#### Work item:
Please copy each line from the entries that contains the string "deployable".

※ ※ ※

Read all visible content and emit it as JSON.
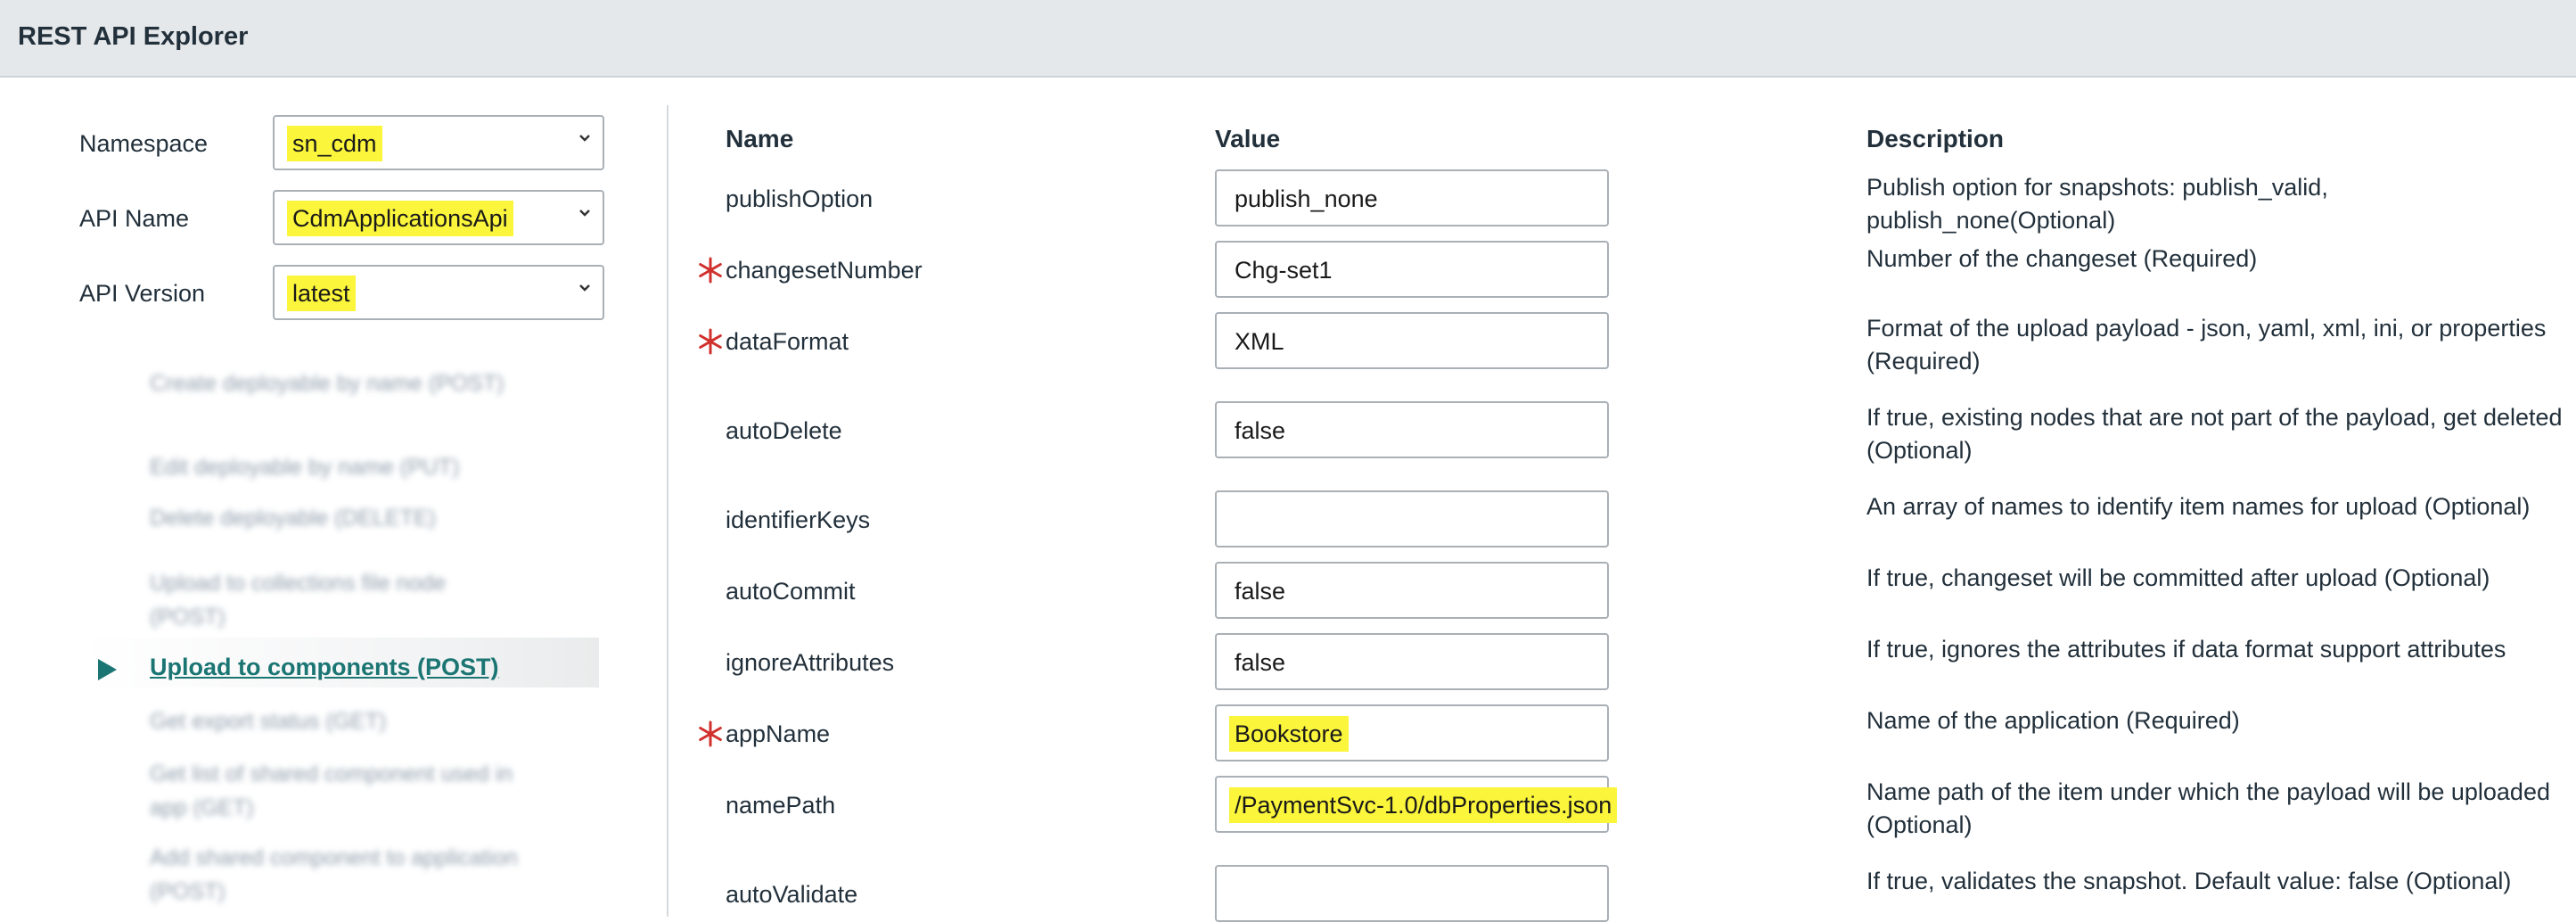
{
  "app": {
    "title": "REST API Explorer"
  },
  "sidebar": {
    "namespace_label": "Namespace",
    "namespace_value": "sn_cdm",
    "api_name_label": "API Name",
    "api_name_value": "CdmApplicationsApi",
    "api_version_label": "API Version",
    "api_version_value": "latest",
    "endpoints": [
      {
        "label": "Create deployable by name  (POST)"
      },
      {
        "label": "Edit deployable by name  (PUT)"
      },
      {
        "label": "Delete deployable  (DELETE)"
      },
      {
        "label": "Upload to collections file node  (POST)"
      },
      {
        "label": "Upload to components  (POST)",
        "active": true
      },
      {
        "label": "Get export status  (GET)"
      },
      {
        "label": "Get list of shared component used in app  (GET)"
      },
      {
        "label": "Add shared component to application  (POST)"
      }
    ]
  },
  "table": {
    "headers": {
      "name": "Name",
      "value": "Value",
      "description": "Description"
    },
    "rows": [
      {
        "name": "publishOption",
        "required": false,
        "value": "publish_none",
        "highlighted": false,
        "description": "Publish option for snapshots: publish_valid, publish_none(Optional)"
      },
      {
        "name": "changesetNumber",
        "required": true,
        "value": "Chg-set1",
        "highlighted": false,
        "description": "Number of the changeset (Required)"
      },
      {
        "name": "dataFormat",
        "required": true,
        "value": "XML",
        "highlighted": false,
        "description": "Format of the upload payload - json, yaml, xml, ini, or properties (Required)"
      },
      {
        "name": "autoDelete",
        "required": false,
        "value": "false",
        "highlighted": false,
        "description": "If true, existing nodes that are not part of the payload, get deleted (Optional)"
      },
      {
        "name": "identifierKeys",
        "required": false,
        "value": "",
        "highlighted": false,
        "description": "An array of names to identify item names for upload (Optional)"
      },
      {
        "name": "autoCommit",
        "required": false,
        "value": "false",
        "highlighted": false,
        "description": "If true, changeset will be committed after upload (Optional)"
      },
      {
        "name": "ignoreAttributes",
        "required": false,
        "value": "false",
        "highlighted": false,
        "description": "If true, ignores the attributes if data format support attributes"
      },
      {
        "name": "appName",
        "required": true,
        "value": "Bookstore",
        "highlighted": true,
        "description": "Name of the application (Required)"
      },
      {
        "name": "namePath",
        "required": false,
        "value": "/PaymentSvc-1.0/dbProperties.json",
        "highlighted": true,
        "description": "Name path of the item under which the payload will be uploaded (Optional)"
      },
      {
        "name": "autoValidate",
        "required": false,
        "value": "",
        "highlighted": false,
        "description": "If true, validates the snapshot. Default value: false (Optional)"
      }
    ]
  },
  "icons": {
    "dropdown": "chevron-down-icon",
    "required": "asterisk-icon",
    "active_endpoint": "play-arrow-icon"
  },
  "colors": {
    "highlight": "#fbf53b",
    "required": "#d0312d",
    "active_link": "#1a7573",
    "topbar": "#e5e8ea"
  }
}
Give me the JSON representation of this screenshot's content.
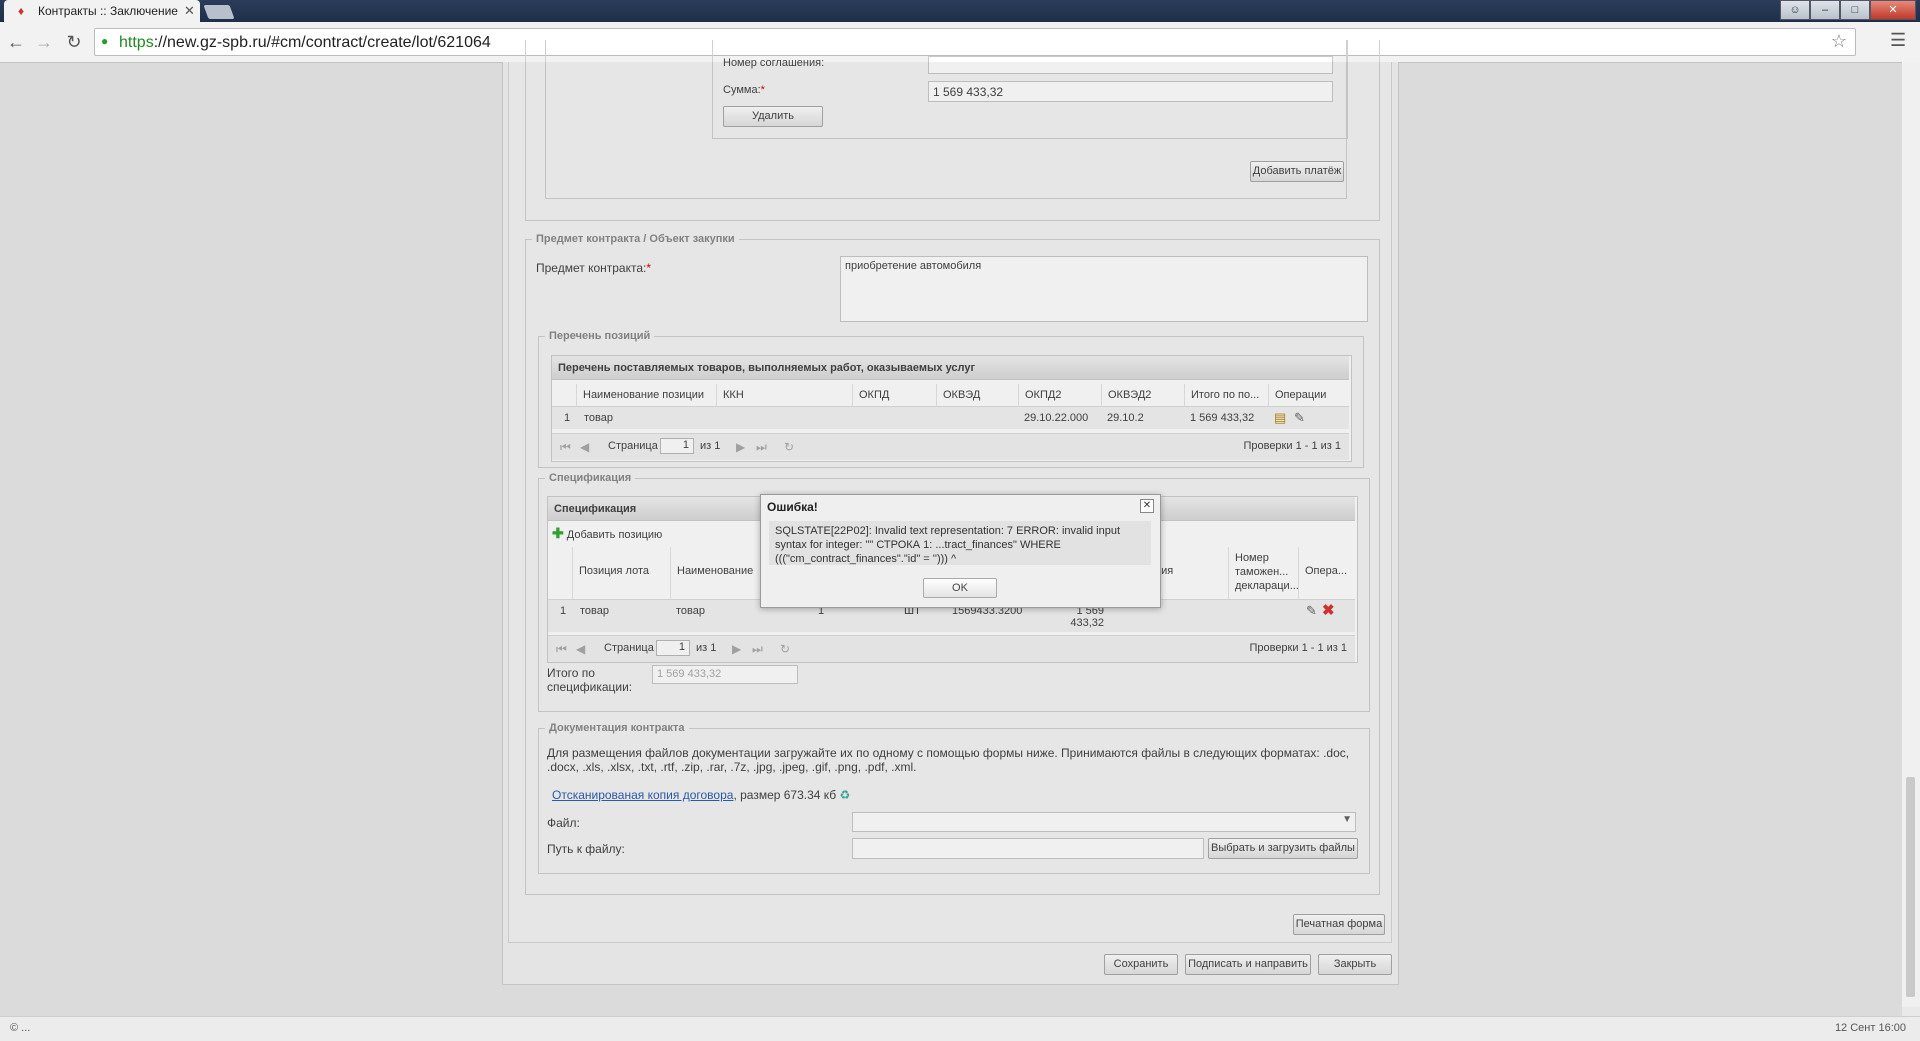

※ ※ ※

#### Expected answer:
        "label": "Create deployable by name  (POST)"
        "label": "Edit deployable by name  (PUT)"
        "label": "Delete deployable  (DELETE)"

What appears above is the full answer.